[Try it] Reproduce the records word for word, with nothing left out.

[Materials provided]
•••

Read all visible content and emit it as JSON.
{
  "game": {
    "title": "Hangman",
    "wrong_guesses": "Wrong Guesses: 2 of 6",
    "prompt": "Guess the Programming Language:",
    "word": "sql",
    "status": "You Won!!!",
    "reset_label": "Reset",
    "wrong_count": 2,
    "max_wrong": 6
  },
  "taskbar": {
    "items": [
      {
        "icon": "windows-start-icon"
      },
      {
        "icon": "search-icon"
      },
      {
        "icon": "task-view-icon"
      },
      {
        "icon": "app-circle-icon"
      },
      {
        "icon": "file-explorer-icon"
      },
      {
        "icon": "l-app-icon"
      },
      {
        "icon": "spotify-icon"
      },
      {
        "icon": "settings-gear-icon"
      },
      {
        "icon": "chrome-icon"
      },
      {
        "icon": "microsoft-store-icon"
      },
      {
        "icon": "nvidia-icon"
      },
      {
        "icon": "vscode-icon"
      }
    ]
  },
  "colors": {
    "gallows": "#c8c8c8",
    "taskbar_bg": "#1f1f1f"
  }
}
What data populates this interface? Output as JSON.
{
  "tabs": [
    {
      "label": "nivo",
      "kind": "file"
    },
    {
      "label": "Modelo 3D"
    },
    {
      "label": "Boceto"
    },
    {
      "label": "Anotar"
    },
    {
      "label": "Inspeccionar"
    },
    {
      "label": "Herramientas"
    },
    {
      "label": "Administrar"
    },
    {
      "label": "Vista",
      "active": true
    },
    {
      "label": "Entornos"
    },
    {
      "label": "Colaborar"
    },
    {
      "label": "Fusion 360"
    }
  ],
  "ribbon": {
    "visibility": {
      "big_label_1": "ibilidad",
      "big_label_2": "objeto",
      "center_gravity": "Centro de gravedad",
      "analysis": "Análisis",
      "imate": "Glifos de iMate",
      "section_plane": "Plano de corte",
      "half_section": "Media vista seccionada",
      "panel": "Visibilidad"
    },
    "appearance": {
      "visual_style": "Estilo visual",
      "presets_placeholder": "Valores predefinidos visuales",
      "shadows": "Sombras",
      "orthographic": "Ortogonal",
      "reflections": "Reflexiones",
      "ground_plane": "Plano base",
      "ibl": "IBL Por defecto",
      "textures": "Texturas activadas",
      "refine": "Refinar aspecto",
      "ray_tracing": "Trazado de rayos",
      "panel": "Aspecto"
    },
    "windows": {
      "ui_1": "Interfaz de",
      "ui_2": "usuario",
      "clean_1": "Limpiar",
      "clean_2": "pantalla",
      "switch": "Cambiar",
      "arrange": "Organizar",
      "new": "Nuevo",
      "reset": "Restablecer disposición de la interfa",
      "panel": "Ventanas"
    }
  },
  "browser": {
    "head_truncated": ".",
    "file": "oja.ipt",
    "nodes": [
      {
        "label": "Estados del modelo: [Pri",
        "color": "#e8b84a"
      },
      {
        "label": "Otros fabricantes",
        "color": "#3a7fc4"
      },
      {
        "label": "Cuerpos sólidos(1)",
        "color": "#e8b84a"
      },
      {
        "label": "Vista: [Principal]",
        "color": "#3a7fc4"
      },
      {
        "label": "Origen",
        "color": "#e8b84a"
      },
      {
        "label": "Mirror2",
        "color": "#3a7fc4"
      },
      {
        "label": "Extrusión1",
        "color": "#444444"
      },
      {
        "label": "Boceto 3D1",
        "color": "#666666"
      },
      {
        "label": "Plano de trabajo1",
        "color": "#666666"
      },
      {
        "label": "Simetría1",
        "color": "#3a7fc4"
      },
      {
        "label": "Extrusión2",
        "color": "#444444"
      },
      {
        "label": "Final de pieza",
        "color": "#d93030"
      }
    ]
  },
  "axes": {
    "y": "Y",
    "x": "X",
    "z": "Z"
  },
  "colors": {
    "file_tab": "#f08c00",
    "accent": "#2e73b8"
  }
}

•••

[Answer section]
Read all visible content and emit it as JSON.
{
  "game": {
    "title": "Hangman",
    "wrong_guesses": "Wrong Guesses: 2 of 6",
    "prompt": "Guess the Programming Language:",
    "word": "sql",
    "status": "You Won!!!",
    "reset_label": "Reset",
    "wrong_count": 2,
    "max_wrong": 6
  },
  "taskbar": {
    "items": [
      {
        "icon": "windows-start-icon"
      },
      {
        "icon": "search-icon"
      },
      {
        "icon": "task-view-icon"
      },
      {
        "icon": "app-circle-icon"
      },
      {
        "icon": "file-explorer-icon"
      },
      {
        "icon": "l-app-icon"
      },
      {
        "icon": "spotify-icon"
      },
      {
        "icon": "settings-gear-icon"
      },
      {
        "icon": "chrome-icon"
      },
      {
        "icon": "microsoft-store-icon"
      },
      {
        "icon": "nvidia-icon"
      },
      {
        "icon": "vscode-icon"
      }
    ]
  },
  "colors": {
    "gallows": "#c8c8c8",
    "taskbar_bg": "#1f1f1f"
  }
}
What data populates this interface? Output as JSON.
{
  "tabs": [
    {
      "label": "nivo",
      "kind": "file"
    },
    {
      "label": "Modelo 3D"
    },
    {
      "label": "Boceto"
    },
    {
      "label": "Anotar"
    },
    {
      "label": "Inspeccionar"
    },
    {
      "label": "Herramientas"
    },
    {
      "label": "Administrar"
    },
    {
      "label": "Vista",
      "active": true
    },
    {
      "label": "Entornos"
    },
    {
      "label": "Colaborar"
    },
    {
      "label": "Fusion 360"
    }
  ],
  "ribbon": {
    "visibility": {
      "big_label_1": "ibilidad",
      "big_label_2": "objeto",
      "center_gravity": "Centro de gravedad",
      "analysis": "Análisis",
      "imate": "Glifos de iMate",
      "section_plane": "Plano de corte",
      "half_section": "Media vista seccionada",
      "panel": "Visibilidad"
    },
    "appearance": {
      "visual_style": "Estilo visual",
      "presets_placeholder": "Valores predefinidos visuales",
      "shadows": "Sombras",
      "orthographic": "Ortogonal",
      "reflections": "Reflexiones",
      "ground_plane": "Plano base",
      "ibl": "IBL Por defecto",
      "textures": "Texturas activadas",
      "refine": "Refinar aspecto",
      "ray_tracing": "Trazado de rayos",
      "panel": "Aspecto"
    },
    "windows": {
      "ui_1": "Interfaz de",
      "ui_2": "usuario",
      "clean_1": "Limpiar",
      "clean_2": "pantalla",
      "switch": "Cambiar",
      "arrange": "Organizar",
      "new": "Nuevo",
      "reset": "Restablecer disposición de la interfa",
      "panel": "Ventanas"
    }
  },
  "browser": {
    "head_truncated": ".",
    "file": "oja.ipt",
    "nodes": [
      {
        "label": "Estados del modelo: [Pri",
        "color": "#e8b84a"
      },
      {
        "label": "Otros fabricantes",
        "color": "#3a7fc4"
      },
      {
        "label": "Cuerpos sólidos(1)",
        "color": "#e8b84a"
      },
      {
        "label": "Vista: [Principal]",
        "color": "#3a7fc4"
      },
      {
        "label": "Origen",
        "color": "#e8b84a"
      },
      {
        "label": "Mirror2",
        "color": "#3a7fc4"
      },
      {
        "label": "Extrusión1",
        "color": "#444444"
      },
      {
        "label": "Boceto 3D1",
        "color": "#666666"
      },
      {
        "label": "Plano de trabajo1",
        "color": "#666666"
      },
      {
        "label": "Simetría1",
        "color": "#3a7fc4"
      },
      {
        "label": "Extrusión2",
        "color": "#444444"
      },
      {
        "label": "Final de pieza",
        "color": "#d93030"
      }
    ]
  },
  "axes": {
    "y": "Y",
    "x": "X",
    "z": "Z"
  },
  "colors": {
    "file_tab": "#f08c00",
    "accent": "#2e73b8"
  }
}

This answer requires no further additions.